Bad Joke #1
"Nice job!" the volunteer offers as I run pass.
"If it were really a nice job," I reply, "I'd have the weekend off and be getting paid for it."
How Cold Was It?
It was so cold . . .
. . . that the Gatorade at one of the early aid stations was slushy.
. . . that when I stopped to use a Porta-Potty around mile 11 the stream of urine steamed.
. . . that I didn't take off my outer shirt until mile 25.
Any Sox is Better Than No Sox #1
"Interesting arm warmers," I offer.
"They are my husband's socks," she replies, "Well, they were."
She is wearing white athletic socks as hand and arm warmers, but her fingers are free, as she has cut off the toe enclosure. A couple of hours later, just after starting the second loop, I spot one on the ground, and a little further along, the other, forlorn-looking with their unravelling ends where toes once kept warm.
Bad Joke #2
A spectator holds up a sign proclaiming "This is a No Walken Zone" with a picture of Oscar-winning actor Christopher Walken on it.
"Nice humor," I offer, then pause. "But don't quit your day job."
Play That Funky Music, Incredibles
Headed up the hill toward the aid station short of mile 24, the 1970s hit from Wild Cherry, Play That Funky Music is booming. Mr. and Mrs. Incredible are there, too, on either side of the path. I stop in front of them and bust out my finest dance moves, maybe even better than those I did at Potomac Heritage 50K for which I earned a 25 minute bonus.
The Incredibles applaud and then high-five me while I head out.
(Photo by Brian Kent Photography)
I come alongside a women running in minimalist sandals. Her heels are bare but the front of her feet are in pink that match her Marathon Maniacs shirt.
I inquire if she isn't cold. Her friend answers that the woman often runs barefoot.
"Too cold for that today," the woman says. "But I forgot my toe socks so I have had to put my gloves on my feet."
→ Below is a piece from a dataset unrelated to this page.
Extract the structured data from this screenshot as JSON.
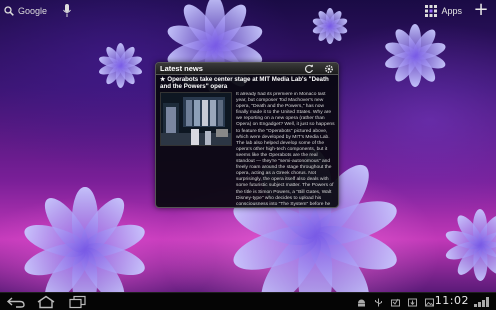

A second look confirms that the fingers of the gloves extend beyond the front of the sandals. The two gradually pull away from me but I catch up with them around mile 25, where the toe gloves are still in place .
What's Your Name?
"What year did you run Wineglass Marathon?" I ask the orange-shirted runner ahead of me. We chat a bit and then he introduces himself. "I'm Dave," he says.
"Ken," I reply.
"I probably won't remember your name by the time we get to the next corner," he says, "I'm awful on names."
"No problem, Charley," I quip, "I've got the same problem."
"Wow!" he exclaims, "We share the same name!"
Dave has not only run the Wineglass Marathon, but he is from Corning and is on the race committee. "I'm the only one on the committee who runs the race," he tells me. We share tales of running Finger Lakes 50s and Monster Marathon. I tell of my preference for trail running and he tells how he has given up trails as his ankles give he problems with stability.
In the first couple of miles I run awhile with a fellow from Macon, Georgia. He's wearing a Marathon Maniacs shirt (there were a lot of them out there). He's taking his time and I gradually pull away from him. There is a little out-and back section of the course at mile 7 and we exchange greetings as we pass in opposite directions; him outward bound and me on my way back. We do it again on the second loop, now about mile 20.
Well beyond mile 24 he goes booking past me. "I gotta be headed back to Georgia," he says, as he goes on to finish 90 seconds ahead of me after being about 7 minutes behind at the half.
I finish in 4:33:56 with half marathon splits of 2:10 and 2:23. I'm 11/13 males and 13 of 22 GWBM runners. Had I been in the Runners Marathon of Reston I would have won my age group. Had I been in the next oldest age group I would not have even placed.
|George Washington Birthday Marathon Swag at the Reston Marathon: A bib and a medal.|